Our programmes aim to improve our understanding of the functioning of habitats and species in relation to human activities. The goal is to draw lessons from them in order to maintain biodiversity, optimize management practices, fight undesirable species, and restore damaged habitats. We capitalize on our results by providing assistance for the management of other sites, creating management plans, and participating in technical networks and economic initiatives, such as agro-environmental measures.

Maintaining traditional activities

Traditionally, the pastures at the Tour du Valat were used by horses, sheep, and bulls. In 1994, the Tour du Valat created its own open range livestock activities for purebred Camargue bulls and horses, which graze on 1200 hectares of natural habitats. There are currently approximately 350 bulls and 20 horses in this livestock breeding programme, which in turn contributes to the research carried out by our scientific teams, particularly in terms of the impacts of grazing.

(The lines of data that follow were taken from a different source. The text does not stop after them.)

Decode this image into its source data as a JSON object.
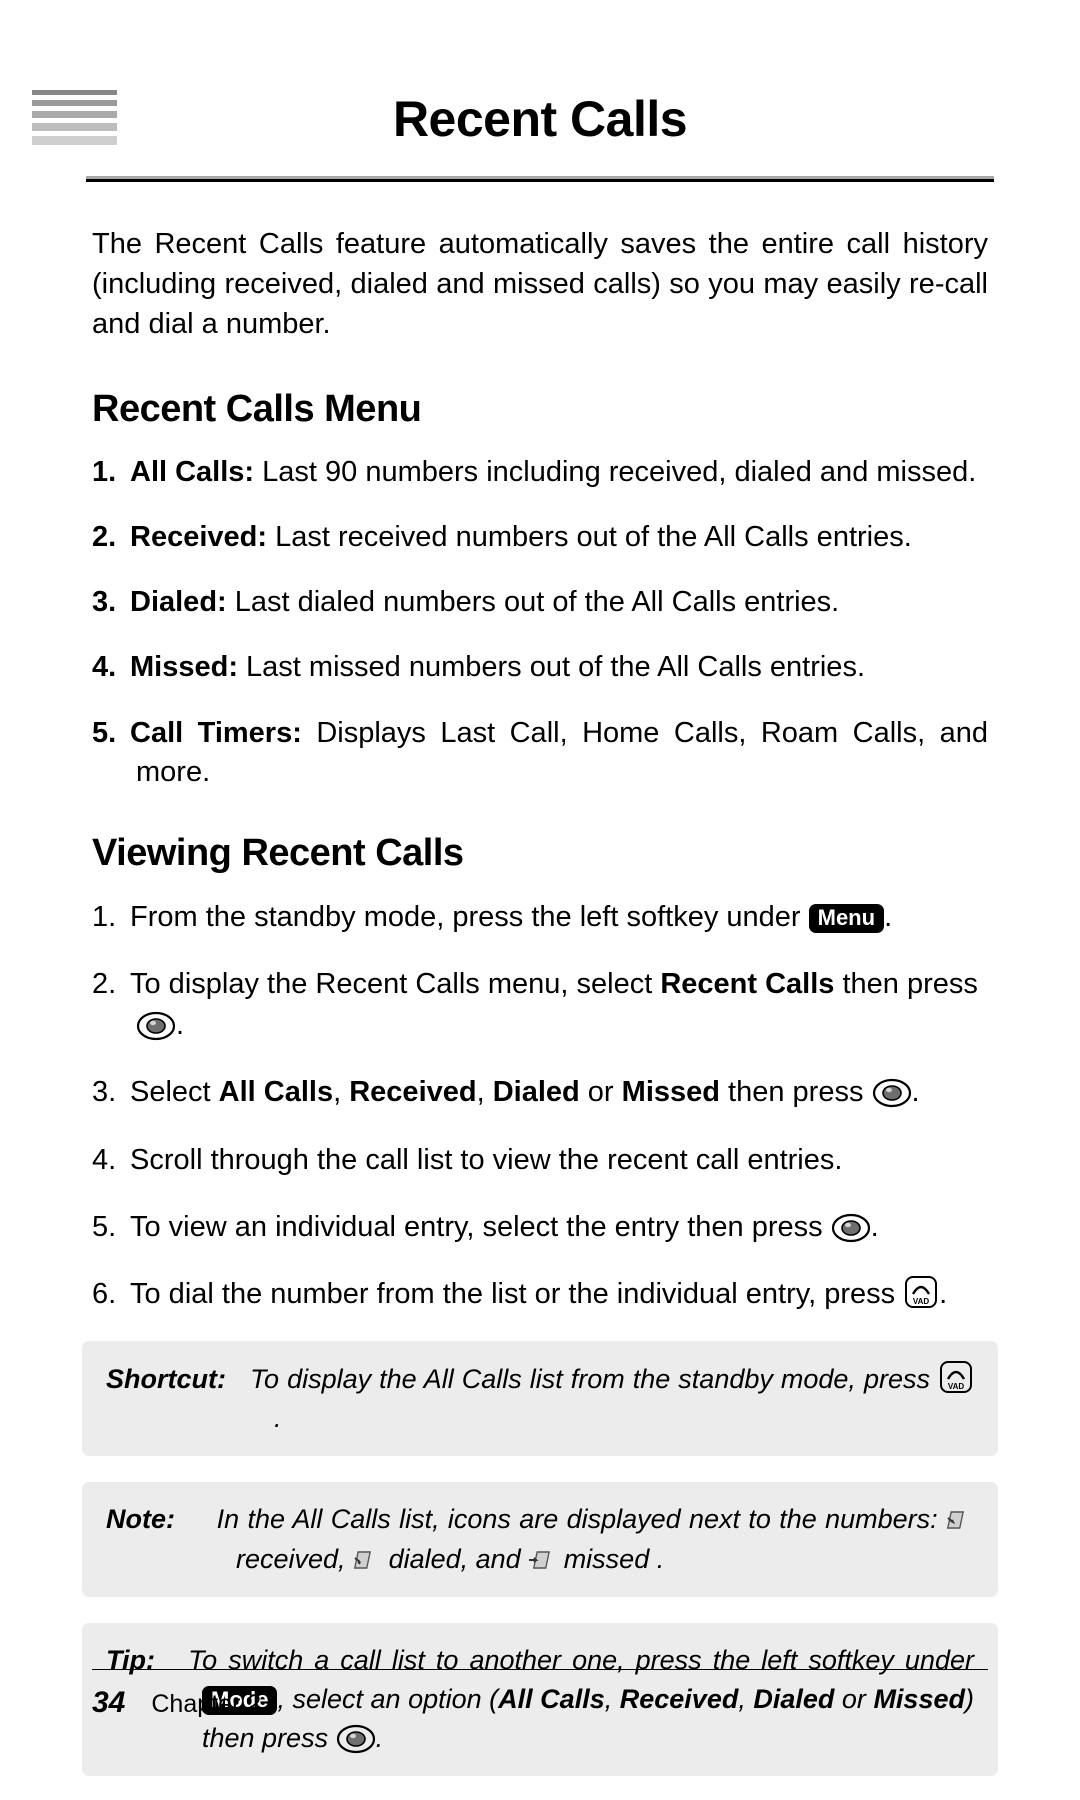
{
  "title": "Recent Calls",
  "intro": "The Recent Calls feature automatically saves the entire call history (including received, dialed and missed calls) so you may easily re-call and dial a number.",
  "h2_menu": "Recent Calls Menu",
  "menu_items": [
    {
      "n": "1.",
      "label": "All Calls:",
      "desc": " Last 90 numbers including received, dialed and missed."
    },
    {
      "n": "2.",
      "label": "Received:",
      "desc": " Last received numbers out of the All Calls entries."
    },
    {
      "n": "3.",
      "label": "Dialed:",
      "desc": " Last dialed numbers out of the All Calls entries."
    },
    {
      "n": "4.",
      "label": "Missed:",
      "desc": " Last missed numbers out of the All Calls entries."
    },
    {
      "n": "5.",
      "label": "Call Timers:",
      "desc": " Displays Last Call, Home Calls, Roam Calls, and more."
    }
  ],
  "h2_viewing": "Viewing Recent Calls",
  "steps": {
    "s1a": "From the standby mode, press the left softkey under ",
    "s1key": "Menu",
    "s1b": ".",
    "s2a": "To display the Recent Calls menu, select ",
    "s2bold": "Recent Calls",
    "s2b": " then press ",
    "s2c": ".",
    "s3a": "Select ",
    "s3b1": "All Calls",
    "s3c1": ", ",
    "s3b2": "Received",
    "s3c2": ", ",
    "s3b3": "Dialed",
    "s3c3": " or ",
    "s3b4": "Missed",
    "s3d": " then press ",
    "s3e": ".",
    "s4": "Scroll through the call list to view the recent call entries.",
    "s5a": "To view an individual entry, select the entry then press ",
    "s5b": ".",
    "s6a": "To dial the number from the list or the individual entry, press ",
    "s6b": "."
  },
  "shortcut": {
    "label": "Shortcut:",
    "text_a": "To display the All Calls list from the standby mode, press ",
    "text_b": "."
  },
  "note": {
    "label": "Note:",
    "line1": "In the All Calls list, icons are displayed next to the numbers: ",
    "w_received": " received, ",
    "w_dialed": " dialed, and ",
    "w_missed": " missed ."
  },
  "tip": {
    "label": "Tip:",
    "a": "To switch a call list to another one, press the left softkey under ",
    "key": "Mode",
    "b": ", select an option (",
    "o1": "All Calls",
    "c1": ", ",
    "o2": "Received",
    "c2": ", ",
    "o3": "Dialed",
    "c3": " or ",
    "o4": "Missed",
    "d": ") then press ",
    "e": "."
  },
  "footer": {
    "page": "34",
    "chapter": "Chapter 2"
  }
}
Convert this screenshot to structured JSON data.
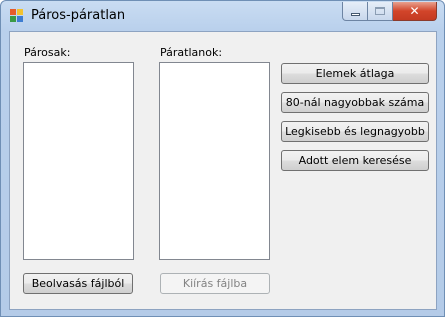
{
  "window": {
    "title": "Páros-páratlan"
  },
  "labels": {
    "even": "Párosak:",
    "odd": "Páratlanok:"
  },
  "buttons": {
    "average": "Elemek átlaga",
    "count_over_80": "80-nál nagyobbak száma",
    "min_max": "Legkisebb és legnagyobb",
    "search": "Adott elem keresése",
    "read_file": "Beolvasás fájlból",
    "write_file": "Kiírás fájlba"
  },
  "lists": {
    "even_items": [],
    "odd_items": []
  },
  "state": {
    "write_file_enabled": false
  },
  "colors": {
    "titlebar": "#b9d0ec",
    "close_button": "#d2452a",
    "client_background": "#f0f0f0"
  }
}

The livestock herding activities on our Estate are self-financed and respectful of the environment and comply with organic farming standards, as well as the Protected Designation of Origin (PDO) “Camargue bull” specifications. The herds of four ranchers graze on 1000 ha of the Estate. In 2016, the livestock that grazed on the site amounted to 450 heads of cattle and 70 horses.

Camargue bulls from the Tour du Valat herd © Tour du Valat

Other fields are also used for growing organic rice, wheat, and hay in a traditional crop rotation cycle in the Camargue.

Hunting is also a well-established practice on the Estate, which is organised based on innovative regulations:

• To prevent lead poisoning in ducks, which could then have repercussions on the entire food chain, including humans, traditional lead shot has been forbidden since 1994, and must be replaced by alternative tungsten or steel shot. The game registers are kept with precise information, including the number of outings and game bagged, in order to provide accurate statistical data that can be exploited in the framework of scientific studies;

• The Tour du Valat hunting group includes about twenty present and past employees, who hunt on about 25% of the site;

• The Tour du Valat also participates actively in the local effort to regulate the wild boar population by organising hunting outings (to which many local hunters are invited), shooting them to protect crops, with bow hunting in the more fragile areas (the central part of the Regional Nature Reserve).

THE REGIONAL NATURE RESERVE

Between 1984 and 2008, 1,071 ha of the 2,547 ha on the Tour du Valat Estate itself, were listed as a Voluntary Nature Reserve.

Since July 2008, 1,845 ha have been listed as a Regional Nature Reserve (see the French Nature Reserves site), so as to preserve the habitats and the highly diverse fauna and flora, which are constantly changing from year to year according to climate conditions.

Collared Pratincole Glareola pratincola. Every year, a significant part of the French population visit the Tour du Valat Estate. © Marc Thibault

Starting in 1986, the Tour du Valat drew up one of the first nature reserve management plans in France. Since then it has been updated every five years, with new goals and the means defined for achieving them.

The 2016-2020 management plan was once again innovative with the application of the Open Standards for Conservation for the first time ever in France. Based on this experience, the methodology was subsequently applied by other French nature reserves.

The major management orientations make a distinction between what falls within the scope of natural heritage conservation, insisting on the naturalness and functions of characteristic Camargue habitats, and what results from the development of activities compatible with nature conservation, such as the major role played by the site for science (for management experimentations, protocol testing, and more), the agricultural and hunting activities, and the utilisation of the Estate to demonstrate Tour du Valat activities (showcase, knowledge transfer, welcoming the public and partners, and so on).

The experience we acquire in terms of our management plan is transferred to other sites in the Camargue and throughout the Mediterranean.